Win for school sports and prayer


A Jehovah’s Witness knocked on my door on a Saturday morning, a stack of Watchtowers in hand, and, forgive me, I was a little rude.

Why, I wondered afterward, did this visit set me off?

Partly because, like all proselytes, her working assumption was that she knows better than the rest of us.

I don’t like it when people offer unsolicited advice about lifting weights at the gym. I sure don’t want to hear it about a major, highly personal choice that most of us already have thought through: how and what to worship, if we choose to worship at all.

I don’t, by the way, which is another reason I found the encounter so irritating. How would it go over if I went from door to door pitching my view of Christianity: that it’s great as an ethical guide but, beyond that, nothing more than a comforting fairy tale?

Probably not well at all.

Tom Lehrer, the 1960s singer-comedian, had it wrong when he said everybody hates Jews. From my experience, in this conservative part of Florida, a lot more people hate atheists.

Not that this causes me real problems. I usually just keep my mouth shut and wish that believers would show the rest of us the same respect.

So, hooray for Pasco superintendent of schools Kurt Browning!

Browning sent out a memo recently asking the county’s high school football coaches to refrain from leading team prayers.

It doesn’t forbid prayers, mind you, it just says that students, rather than paid employees of the public school system, should be leading them. Constitutionally speaking, this draws the line in the right place.

However, if I were a coach, even a Christian one, I would not want team prayers at all.

That’s because it’s no better for team-building than it is for nation-building, which our founders wisely recognized.

And that’s because, obviously, you exclude every player who doesn’t believe in the prayer leader’s god, or doesn’t believe in any god, or is just smart enough to see the folly of praying to a peaceful god when playing a game as violent as football.
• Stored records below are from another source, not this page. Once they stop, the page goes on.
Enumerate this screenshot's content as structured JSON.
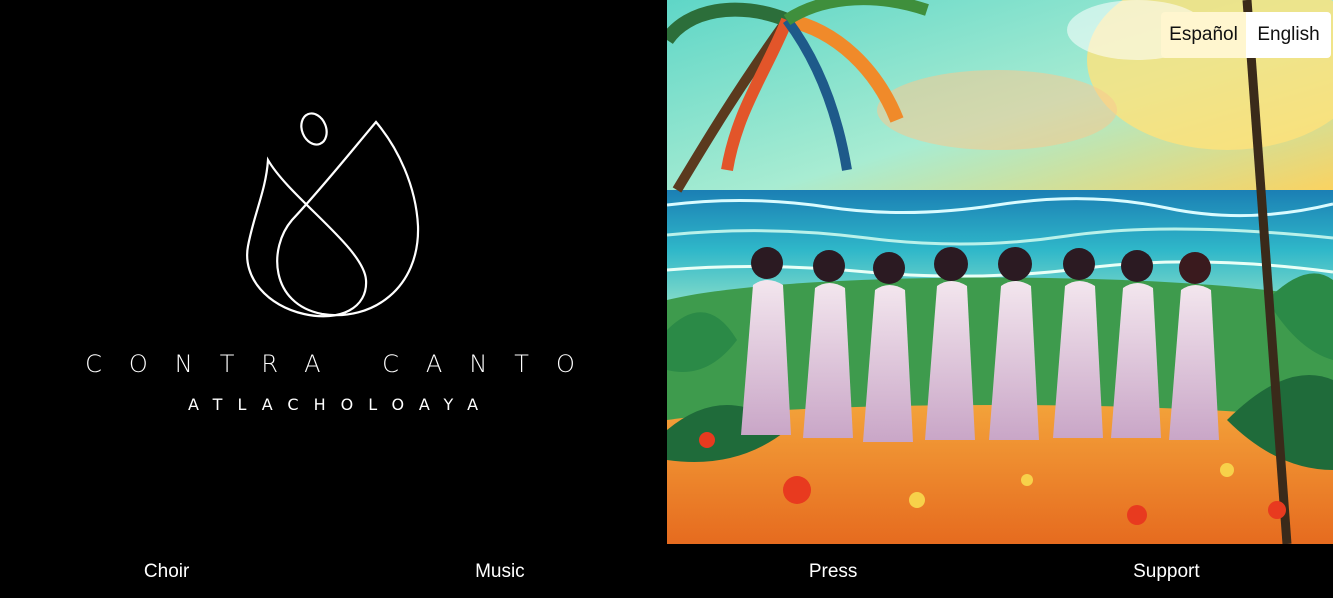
{
  "brand": {
    "title": "CONTRA CANTO",
    "subtitle": "ATLACHOLOAYA",
    "icon": "flame-drops-logo"
  },
  "language": {
    "options": [
      "Español",
      "English"
    ],
    "selected": "English"
  },
  "nav": {
    "items": [
      {
        "label": "Choir"
      },
      {
        "label": "Music"
      },
      {
        "label": "Press"
      },
      {
        "label": "Support"
      }
    ]
  },
  "colors": {
    "background": "#000000",
    "text": "#ffffff",
    "lang_bg": "#fff6cf"
  }
}
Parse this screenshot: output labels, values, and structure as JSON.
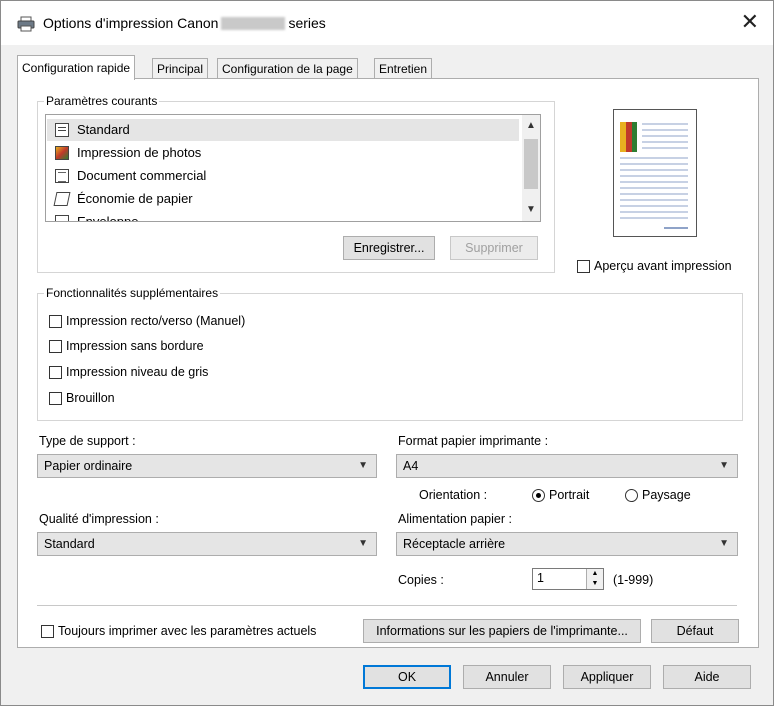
{
  "window": {
    "title_prefix": "Options d'impression Canon",
    "title_suffix": "series",
    "close_glyph": "✕"
  },
  "tabs": [
    {
      "label": "Configuration rapide",
      "active": true
    },
    {
      "label": "Principal"
    },
    {
      "label": "Configuration de la page"
    },
    {
      "label": "Entretien"
    }
  ],
  "current_settings": {
    "label": "Paramètres courants",
    "items": [
      {
        "label": "Standard",
        "icon": "standard-doc-icon"
      },
      {
        "label": "Impression de photos",
        "icon": "photo-icon"
      },
      {
        "label": "Document commercial",
        "icon": "business-doc-icon"
      },
      {
        "label": "Économie de papier",
        "icon": "paper-saving-icon"
      },
      {
        "label": "Enveloppe",
        "icon": "envelope-icon"
      }
    ],
    "save_button": "Enregistrer...",
    "delete_button": "Supprimer"
  },
  "preview": {
    "checkbox_label": "Aperçu avant impression"
  },
  "additional_features": {
    "label": "Fonctionnalités supplémentaires",
    "items": [
      {
        "label": "Impression recto/verso (Manuel)"
      },
      {
        "label": "Impression sans bordure"
      },
      {
        "label": "Impression niveau de gris"
      },
      {
        "label": "Brouillon"
      }
    ]
  },
  "media_type": {
    "label": "Type de support :",
    "value": "Papier ordinaire"
  },
  "paper_size": {
    "label": "Format papier imprimante :",
    "value": "A4"
  },
  "orientation": {
    "label": "Orientation :",
    "portrait": "Portrait",
    "landscape": "Paysage",
    "selected": "portrait"
  },
  "print_quality": {
    "label": "Qualité d'impression :",
    "value": "Standard"
  },
  "paper_source": {
    "label": "Alimentation papier :",
    "value": "Réceptacle arrière"
  },
  "copies": {
    "label": "Copies :",
    "value": "1",
    "range": "(1-999)"
  },
  "bottom": {
    "always_print_label": "Toujours imprimer avec les paramètres actuels",
    "paper_info_button": "Informations sur les papiers de l'imprimante...",
    "default_button": "Défaut"
  },
  "dialog_buttons": {
    "ok": "OK",
    "cancel": "Annuler",
    "apply": "Appliquer",
    "help": "Aide"
  }
}
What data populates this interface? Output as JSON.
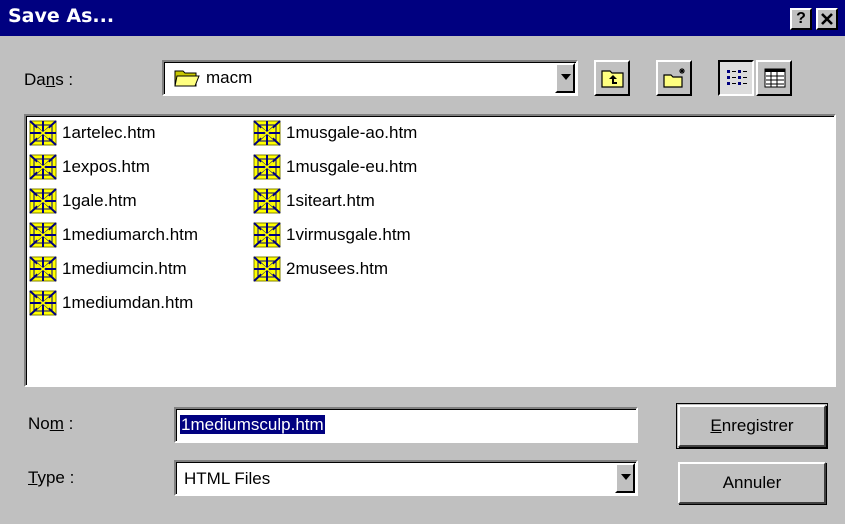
{
  "window": {
    "title": "Save As...",
    "help_label": "?",
    "close_label": "✕"
  },
  "location": {
    "label_pre": "Da",
    "label_ul": "n",
    "label_post": "s :",
    "current_folder": "macm"
  },
  "files": [
    {
      "name": "1artelec.htm"
    },
    {
      "name": "1expos.htm"
    },
    {
      "name": "1gale.htm"
    },
    {
      "name": "1mediumarch.htm"
    },
    {
      "name": "1mediumcin.htm"
    },
    {
      "name": "1mediumdan.htm"
    },
    {
      "name": "1musgale-ao.htm"
    },
    {
      "name": "1musgale-eu.htm"
    },
    {
      "name": "1siteart.htm"
    },
    {
      "name": "1virmusgale.htm"
    },
    {
      "name": "2musees.htm"
    }
  ],
  "filename": {
    "label_pre": "No",
    "label_ul": "m",
    "label_post": " :",
    "value": "1mediumsculp.htm"
  },
  "filetype": {
    "label_ul": "T",
    "label_post": "ype :",
    "value": "HTML Files"
  },
  "buttons": {
    "save_ul": "E",
    "save_rest": "nregistrer",
    "cancel": "Annuler"
  }
}
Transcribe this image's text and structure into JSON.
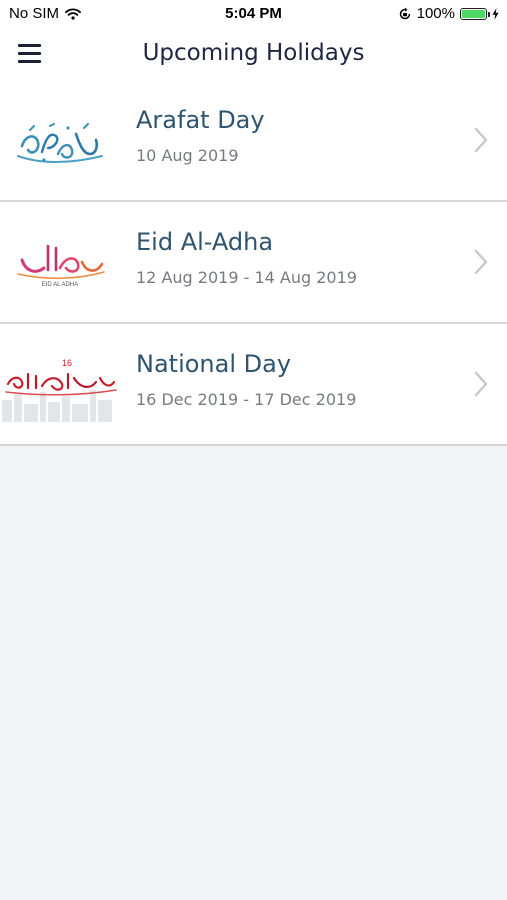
{
  "status_bar": {
    "carrier": "No SIM",
    "time": "5:04 PM",
    "battery_text": "100%",
    "battery_level": 1.0,
    "battery_color": "#4cd964",
    "icons": [
      "wifi-icon",
      "rotation-lock-icon",
      "battery-icon",
      "charging-bolt-icon"
    ]
  },
  "header": {
    "title": "Upcoming Holidays",
    "menu_icon": "hamburger-menu-icon"
  },
  "holidays": [
    {
      "title": "Arafat Day",
      "date": "10 Aug 2019",
      "thumbnail": "arafat-day-calligraphy"
    },
    {
      "title": "Eid Al-Adha",
      "date": "12 Aug 2019 - 14 Aug 2019",
      "thumbnail": "eid-al-adha-calligraphy",
      "thumbnail_caption": "EID AL ADHA"
    },
    {
      "title": "National Day",
      "date": "16 Dec 2019 - 17 Dec 2019",
      "thumbnail": "national-day-calligraphy",
      "thumbnail_caption": "16"
    }
  ],
  "colors": {
    "title": "#2e5470",
    "date": "#777a80",
    "divider": "#d5d6da",
    "background": "#f2f3f5",
    "chevron": "#c7c7cc"
  }
}
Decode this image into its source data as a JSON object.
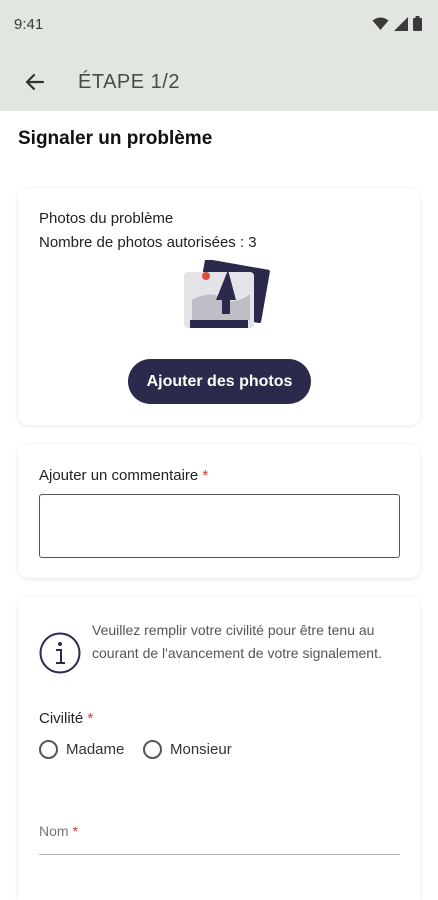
{
  "status_bar": {
    "time": "9:41"
  },
  "app_bar": {
    "title": "ÉTAPE 1/2"
  },
  "page": {
    "title": "Signaler un problème"
  },
  "photos": {
    "label": "Photos du problème",
    "count_text": "Nombre de photos autorisées : 3",
    "add_button": "Ajouter des photos"
  },
  "comment": {
    "label": "Ajouter un commentaire",
    "required_mark": "*",
    "value": ""
  },
  "civility": {
    "info_text": "Veuillez remplir votre civilité pour être tenu au courant de l'avancement de votre signalement.",
    "label": "Civilité",
    "required_mark": "*",
    "options": [
      "Madame",
      "Monsieur"
    ]
  },
  "name_field": {
    "label": "Nom",
    "required_mark": "*"
  },
  "colors": {
    "primary": "#2b2a4c",
    "app_bar_bg": "#e2e6e0",
    "required": "#dd3333"
  }
}
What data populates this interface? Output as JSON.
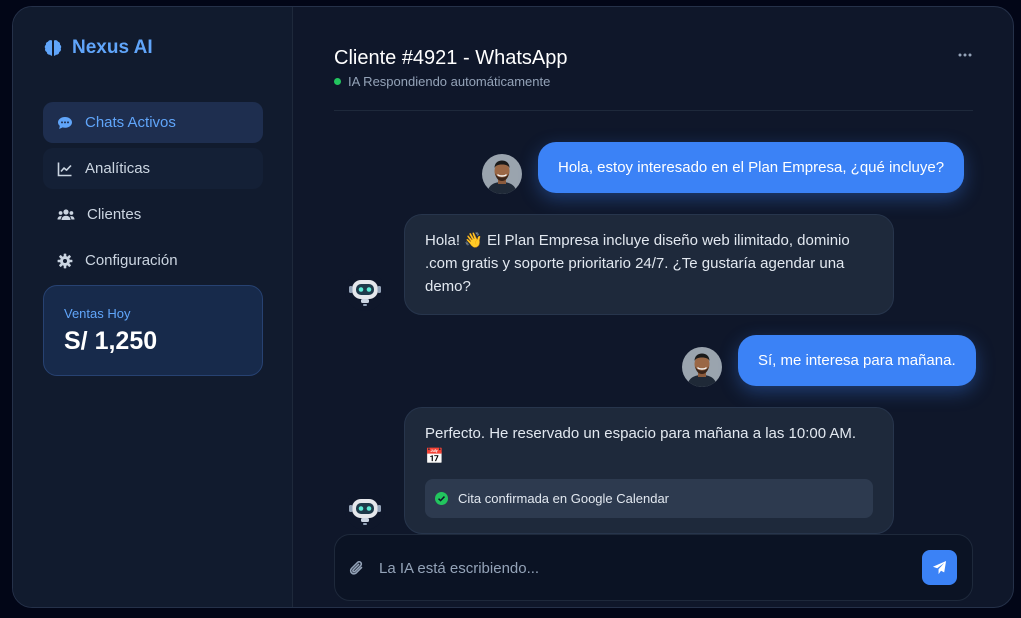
{
  "brand": {
    "name": "Nexus AI",
    "icon": "brain-icon",
    "color": "#60a5fa"
  },
  "nav": [
    {
      "label": "Chats Activos",
      "icon": "comment-icon",
      "active": true
    },
    {
      "label": "Analíticas",
      "icon": "chart-line-icon",
      "active": false
    },
    {
      "label": "Clientes",
      "icon": "users-icon",
      "active": false
    },
    {
      "label": "Configuración",
      "icon": "gear-icon",
      "active": false
    }
  ],
  "sales": {
    "label": "Ventas Hoy",
    "value": "S/ 1,250"
  },
  "chat": {
    "title": "Cliente #4921 - WhatsApp",
    "status": "IA Respondiendo automáticamente",
    "status_color": "#22c55e"
  },
  "messages": [
    {
      "from": "user",
      "text": "Hola, estoy interesado en el Plan Empresa, ¿qué incluye?"
    },
    {
      "from": "ai",
      "text": "Hola! 👋 El Plan Empresa incluye diseño web ilimitado, dominio .com gratis y soporte prioritario 24/7. ¿Te gustaría agendar una demo?"
    },
    {
      "from": "user",
      "text": "Sí, me interesa para mañana."
    },
    {
      "from": "ai",
      "text": "Perfecto. He reservado un espacio para mañana a las 10:00 AM. 📅",
      "confirmation": "Cita confirmada en Google Calendar"
    }
  ],
  "composer": {
    "placeholder": "La IA está escribiendo...",
    "value": ""
  },
  "colors": {
    "accent": "#3b82f6",
    "background": "#0f172a",
    "sidebar": "#111b2e",
    "success": "#22c55e"
  }
}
For a similar reason, I’m not going to get carried away praising Browning’s political bravery. Yes, he took some heat. But what’s smart for coaches is smart for politicians, and Browning has staked out a widely appealing position as a devout Baptist who, when it comes to the public realm, is also a devout secularist. It’s a position that doesn’t leave anybody out.

And I like to think that’s the way the country is heading.

We’ve made some great advances recently in gay rights. Catholics have a new pope more like God’s golden retriever than his Rottweiler who has spoken up for these rights and, amazingly, against evangelizing. And though a recent Gallup poll shows that a lot of voters, 43 percent, would never vote for an atheist president, that’s a far lower percentage than just a few years ago.

Maybe a few more people are starting to get it: No matter how great you think your religion is, it’s yours, not everybody else’s.

Dan DeWitt is a columnist for the Tampa Bay Times.

Read more From Our Inbox stories from the Miami Herald

  • The Beatles’ cry of freedom: ‘Money,’ 50 years later

    In early 1964, a friend called me up and asked if I wanted to hear the new Beatles album, With the Beatles. It had come out in Britain a couple of months before, but no one I knew had heard it, or for that matter heard of it. My friend’s father, an airplane pilot, had brought it back. It was just days after the Beatles’ first appearance on The Ed Sullivan Show.

  • It helps to have a hospital room with a view

    Hospitals are, by their nature, scary and depressing places. But they don’t have to be ugly as well — and there’s ample evidence that aesthetics matter to patient health.

  • Why the Islamic State (or ISIS, or QSIS, or ISIL) has so many names

    The Guardian reports that an influential Egyptian group has requested that Western observers make a crucial nomenclature change. Egypt’s Dar al-Ifta, which the Guardian describes as “a wing of the Egyptian justice ministry … [and] a source of religious authority both inside and outside Egypt,” says that it’s not appropriate to refer to the self-proclaimed “Islamic State” that’s currently fighting in Iraq and Syria. Instead, according to Dar al-Ifta, we should call them “al-Qaida Separatists in Iraq and Syria,” or alternately QSIS. You can learn more by following the group’s “Call it QS not IS” social-media campaign.

Miami Herald

Join the

The Miami Herald is pleased to provide this opportunity to share information, experiences and observations about what's in the news. Some of the comments may be reprinted elsewhere on the site or in the newspaper. We encourage lively, open debate on the issues of the day, and ask that you refrain from profanity, hate speech, personal comments and remarks that are off point. Thank you for taking the time to offer your thoughts.

The Miami Herald uses Facebook's commenting system. You need to log in with a Facebook account in order to comment. If you have questions about commenting with your Facebook account, click here.

Have a news tip? You can send it anonymously. Click here to send us your tip - or - consider joining the Public Insight Network and become a source for The Miami Herald and el Nuevo Herald.

Hide Comments

This affects comments on all stories.

Cancel OK

  • Marketplace

Today's Circulars

  • Quick Job Search

Enter Keyword(s) Enter City Select a State Select a Category